Around those parts, they'd made everything into junk. Homes. Roads. Glass. Nature. Life itself, they made into junk.

I cringed as we passed yet another deer carcass mounded on the side of the road.

As written in Job 35:11,

Who teaches us more than the beasts of the earth and makes us wiser than the birds in the sky?

Nobody. Look at nature and you feel something powerful. Look at an animal, in all of its untamable majesty, and you capture a deep love, all swept up in the power of creation. But, here, all I saw were poor creatures who people had slammed into and kept driving. Driving to where? For what reason? What exactly was so important that they left a trail of dead animals behind them?

So I crossed myself dolorously and said an "Our Father" and recited a stanza from Charles Bukowski's "The Laughing Heart"

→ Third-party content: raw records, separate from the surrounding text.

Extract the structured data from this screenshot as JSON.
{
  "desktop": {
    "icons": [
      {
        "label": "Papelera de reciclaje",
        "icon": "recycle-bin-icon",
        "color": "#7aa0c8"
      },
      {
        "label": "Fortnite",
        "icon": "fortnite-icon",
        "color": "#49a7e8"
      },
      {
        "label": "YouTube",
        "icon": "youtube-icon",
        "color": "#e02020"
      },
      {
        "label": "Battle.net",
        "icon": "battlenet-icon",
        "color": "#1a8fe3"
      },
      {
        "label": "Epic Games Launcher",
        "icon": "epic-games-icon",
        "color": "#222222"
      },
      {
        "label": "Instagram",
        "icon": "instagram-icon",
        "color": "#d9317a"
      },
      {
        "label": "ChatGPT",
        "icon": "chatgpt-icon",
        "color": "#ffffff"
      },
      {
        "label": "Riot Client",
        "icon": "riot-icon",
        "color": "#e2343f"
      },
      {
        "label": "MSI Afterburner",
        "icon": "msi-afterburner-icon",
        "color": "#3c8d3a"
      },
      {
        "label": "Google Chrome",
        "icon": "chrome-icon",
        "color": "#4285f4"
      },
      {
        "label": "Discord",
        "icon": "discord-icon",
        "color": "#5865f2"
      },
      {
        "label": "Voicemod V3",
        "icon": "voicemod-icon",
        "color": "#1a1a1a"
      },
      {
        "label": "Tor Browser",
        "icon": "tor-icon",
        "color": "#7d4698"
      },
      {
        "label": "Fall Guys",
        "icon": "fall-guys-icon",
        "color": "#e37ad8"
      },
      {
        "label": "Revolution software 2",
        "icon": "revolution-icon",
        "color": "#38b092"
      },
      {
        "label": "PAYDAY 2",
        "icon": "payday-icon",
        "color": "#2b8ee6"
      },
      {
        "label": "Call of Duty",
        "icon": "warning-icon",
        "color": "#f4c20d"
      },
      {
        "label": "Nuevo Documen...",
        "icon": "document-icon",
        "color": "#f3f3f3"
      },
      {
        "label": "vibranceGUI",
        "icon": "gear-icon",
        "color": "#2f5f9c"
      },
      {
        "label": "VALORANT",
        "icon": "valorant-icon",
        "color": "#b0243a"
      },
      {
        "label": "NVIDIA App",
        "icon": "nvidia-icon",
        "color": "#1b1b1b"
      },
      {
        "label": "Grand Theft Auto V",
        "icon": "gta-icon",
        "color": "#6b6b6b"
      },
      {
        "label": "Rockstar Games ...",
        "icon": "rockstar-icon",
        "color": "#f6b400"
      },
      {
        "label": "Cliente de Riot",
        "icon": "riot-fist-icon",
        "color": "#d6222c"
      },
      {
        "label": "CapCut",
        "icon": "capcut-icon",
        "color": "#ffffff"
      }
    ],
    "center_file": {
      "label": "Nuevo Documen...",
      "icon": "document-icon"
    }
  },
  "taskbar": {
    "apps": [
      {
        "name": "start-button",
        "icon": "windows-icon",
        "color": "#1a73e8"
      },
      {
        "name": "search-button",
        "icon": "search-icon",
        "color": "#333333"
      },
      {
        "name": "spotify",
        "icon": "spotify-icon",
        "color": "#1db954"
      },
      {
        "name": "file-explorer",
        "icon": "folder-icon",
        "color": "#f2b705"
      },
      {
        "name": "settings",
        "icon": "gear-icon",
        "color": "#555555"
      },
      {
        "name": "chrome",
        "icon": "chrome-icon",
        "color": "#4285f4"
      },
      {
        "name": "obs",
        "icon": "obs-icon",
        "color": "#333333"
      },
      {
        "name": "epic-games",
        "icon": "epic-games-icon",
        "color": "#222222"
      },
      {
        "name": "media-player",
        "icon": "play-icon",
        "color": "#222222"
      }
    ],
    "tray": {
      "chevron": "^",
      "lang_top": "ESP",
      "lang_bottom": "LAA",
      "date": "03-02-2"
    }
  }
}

you can't beat death but
you can beat death in life, sometimes.
and the more often you learn to do it,
the more light there will be.

Out here, nothing but darkness. Needing some light, by God. Give me something better than a Moon that hides like an underfed coward.

Jade told me about some of the more traumatic things she'd seen while working at the State Fair.

"Bro, they pull roaches out of the iced lemonade jugs and act like nothing happened."

"All right but what about the corn dogs?"

"You do not want to know, little bro."

She looked around in the quiet. "Back in the day, the Louisiana Congress refused to raise the drinking age from 18 to 21," she said. "They didn't want to lose all that drunk gambler money. So the federal government cut off funding to highways."

We glided through moon-pale landscape for an hour before I realized what she had meant. That there weren't any light poles or billboards along the road. Nothing to guide us or distract us. Just us, alone. And it felt like outer space had collapsed, swallowed us like jellybeans.

Like two teenagers playing a prank on the universe.

In the cozy Subaru Crosstrek, in the old wild night, brimming with the uncertainty of life and the nonchalance of failure, we paraded ourselves back to Dallas. Alive in the river silence that follows us everywhere.

New installments come Mondays and Thursdays. Next, the Iowa caucuses. Check out my Twitter. Email me at kryan@blazemedia.com